## PROBLEM TO SOLVE
When a line of the records below contains the string "JSON", copy that whole line.

START DATA

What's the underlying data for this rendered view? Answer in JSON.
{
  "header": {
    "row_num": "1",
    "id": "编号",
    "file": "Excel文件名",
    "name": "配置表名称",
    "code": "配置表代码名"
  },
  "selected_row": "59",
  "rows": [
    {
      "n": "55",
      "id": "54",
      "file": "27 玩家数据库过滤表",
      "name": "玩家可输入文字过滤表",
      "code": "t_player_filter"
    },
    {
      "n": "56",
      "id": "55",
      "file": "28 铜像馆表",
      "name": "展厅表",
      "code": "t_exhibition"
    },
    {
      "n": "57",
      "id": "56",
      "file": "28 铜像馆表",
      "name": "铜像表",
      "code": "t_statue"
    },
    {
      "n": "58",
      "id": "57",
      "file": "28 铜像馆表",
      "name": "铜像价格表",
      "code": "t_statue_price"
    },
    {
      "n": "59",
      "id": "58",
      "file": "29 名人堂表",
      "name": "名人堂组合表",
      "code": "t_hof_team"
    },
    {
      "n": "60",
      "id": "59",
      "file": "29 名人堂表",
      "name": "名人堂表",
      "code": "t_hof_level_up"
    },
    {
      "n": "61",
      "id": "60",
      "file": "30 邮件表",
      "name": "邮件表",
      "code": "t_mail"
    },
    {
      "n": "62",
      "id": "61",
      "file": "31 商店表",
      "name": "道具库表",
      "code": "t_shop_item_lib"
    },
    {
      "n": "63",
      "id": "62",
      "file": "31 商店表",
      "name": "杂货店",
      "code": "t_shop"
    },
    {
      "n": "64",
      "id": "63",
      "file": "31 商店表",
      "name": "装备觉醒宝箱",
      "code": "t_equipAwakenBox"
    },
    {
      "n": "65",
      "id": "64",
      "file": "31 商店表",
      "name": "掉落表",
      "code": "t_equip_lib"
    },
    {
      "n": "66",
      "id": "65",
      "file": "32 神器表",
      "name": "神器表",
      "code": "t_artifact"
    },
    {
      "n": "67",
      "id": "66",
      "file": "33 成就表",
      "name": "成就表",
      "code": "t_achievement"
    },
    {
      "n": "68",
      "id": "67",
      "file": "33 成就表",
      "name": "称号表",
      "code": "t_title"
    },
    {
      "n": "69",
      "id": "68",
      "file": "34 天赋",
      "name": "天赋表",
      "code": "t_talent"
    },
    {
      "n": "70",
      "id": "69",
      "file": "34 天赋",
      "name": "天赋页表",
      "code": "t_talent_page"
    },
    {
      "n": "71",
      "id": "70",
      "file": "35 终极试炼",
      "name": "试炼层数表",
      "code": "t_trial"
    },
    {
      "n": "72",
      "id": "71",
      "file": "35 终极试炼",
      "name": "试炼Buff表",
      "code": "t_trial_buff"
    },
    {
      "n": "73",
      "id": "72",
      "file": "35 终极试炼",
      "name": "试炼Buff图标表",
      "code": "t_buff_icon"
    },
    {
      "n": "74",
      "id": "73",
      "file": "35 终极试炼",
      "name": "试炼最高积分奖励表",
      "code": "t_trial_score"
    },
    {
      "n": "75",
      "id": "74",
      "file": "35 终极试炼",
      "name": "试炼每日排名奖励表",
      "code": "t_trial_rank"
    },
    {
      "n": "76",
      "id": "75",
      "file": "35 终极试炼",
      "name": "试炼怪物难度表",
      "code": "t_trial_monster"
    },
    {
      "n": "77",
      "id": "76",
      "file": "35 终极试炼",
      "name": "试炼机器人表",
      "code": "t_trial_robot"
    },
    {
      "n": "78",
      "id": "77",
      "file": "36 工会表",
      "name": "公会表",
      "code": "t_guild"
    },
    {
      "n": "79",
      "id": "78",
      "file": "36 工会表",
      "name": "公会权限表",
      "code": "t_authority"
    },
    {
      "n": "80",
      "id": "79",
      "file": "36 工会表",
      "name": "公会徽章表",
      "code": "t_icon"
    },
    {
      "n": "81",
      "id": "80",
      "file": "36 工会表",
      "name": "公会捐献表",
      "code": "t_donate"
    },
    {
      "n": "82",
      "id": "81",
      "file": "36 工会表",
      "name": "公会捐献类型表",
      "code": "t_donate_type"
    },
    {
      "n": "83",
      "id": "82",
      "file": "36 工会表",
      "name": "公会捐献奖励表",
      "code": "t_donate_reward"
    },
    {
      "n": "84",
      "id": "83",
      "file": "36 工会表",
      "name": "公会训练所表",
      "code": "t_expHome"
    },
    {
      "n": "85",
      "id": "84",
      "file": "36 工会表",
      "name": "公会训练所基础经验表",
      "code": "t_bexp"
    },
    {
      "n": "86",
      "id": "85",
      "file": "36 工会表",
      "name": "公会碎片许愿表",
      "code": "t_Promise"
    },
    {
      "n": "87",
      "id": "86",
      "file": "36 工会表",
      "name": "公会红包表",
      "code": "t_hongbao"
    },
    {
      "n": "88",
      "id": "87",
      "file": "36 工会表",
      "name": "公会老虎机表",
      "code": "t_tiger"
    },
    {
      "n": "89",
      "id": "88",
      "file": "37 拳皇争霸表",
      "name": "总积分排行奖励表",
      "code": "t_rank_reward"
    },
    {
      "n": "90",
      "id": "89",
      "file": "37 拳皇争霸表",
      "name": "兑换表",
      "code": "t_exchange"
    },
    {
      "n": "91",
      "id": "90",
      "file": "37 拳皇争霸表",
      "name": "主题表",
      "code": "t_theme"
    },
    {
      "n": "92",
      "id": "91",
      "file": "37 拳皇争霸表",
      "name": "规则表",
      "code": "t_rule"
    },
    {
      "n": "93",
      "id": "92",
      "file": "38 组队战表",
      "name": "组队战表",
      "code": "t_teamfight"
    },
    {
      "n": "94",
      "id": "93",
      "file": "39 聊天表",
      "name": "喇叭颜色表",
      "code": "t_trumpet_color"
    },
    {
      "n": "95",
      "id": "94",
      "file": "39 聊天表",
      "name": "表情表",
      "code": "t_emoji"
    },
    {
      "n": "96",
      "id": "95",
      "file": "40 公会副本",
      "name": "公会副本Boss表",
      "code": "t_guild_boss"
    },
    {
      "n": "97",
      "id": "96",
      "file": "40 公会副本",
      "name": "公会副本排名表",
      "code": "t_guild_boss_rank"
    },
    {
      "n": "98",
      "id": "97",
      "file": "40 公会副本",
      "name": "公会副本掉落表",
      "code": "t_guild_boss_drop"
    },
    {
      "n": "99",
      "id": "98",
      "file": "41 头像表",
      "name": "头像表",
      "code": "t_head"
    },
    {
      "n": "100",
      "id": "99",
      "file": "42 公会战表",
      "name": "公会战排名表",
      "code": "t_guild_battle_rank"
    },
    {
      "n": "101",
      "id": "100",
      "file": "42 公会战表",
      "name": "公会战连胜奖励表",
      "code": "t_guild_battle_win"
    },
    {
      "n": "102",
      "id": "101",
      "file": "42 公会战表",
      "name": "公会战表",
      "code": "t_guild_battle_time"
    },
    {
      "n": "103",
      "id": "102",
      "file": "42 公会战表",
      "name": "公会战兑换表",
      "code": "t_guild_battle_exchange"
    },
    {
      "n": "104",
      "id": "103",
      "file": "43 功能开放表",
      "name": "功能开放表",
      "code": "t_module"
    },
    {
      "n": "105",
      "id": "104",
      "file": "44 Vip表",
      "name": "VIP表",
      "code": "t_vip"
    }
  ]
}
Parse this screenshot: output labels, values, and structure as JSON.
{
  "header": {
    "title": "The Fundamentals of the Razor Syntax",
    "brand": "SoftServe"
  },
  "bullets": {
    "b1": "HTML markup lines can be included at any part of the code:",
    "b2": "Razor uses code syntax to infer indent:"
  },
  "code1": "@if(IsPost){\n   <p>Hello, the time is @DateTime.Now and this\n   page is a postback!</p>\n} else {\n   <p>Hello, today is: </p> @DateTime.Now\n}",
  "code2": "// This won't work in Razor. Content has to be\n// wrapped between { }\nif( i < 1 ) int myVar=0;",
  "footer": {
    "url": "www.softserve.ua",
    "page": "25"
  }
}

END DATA

## TASK SOLUTION
What's the underlying data for this rendered view? Answer in JSON.
Parse this screenshot: output labels, values, and structure as JSON.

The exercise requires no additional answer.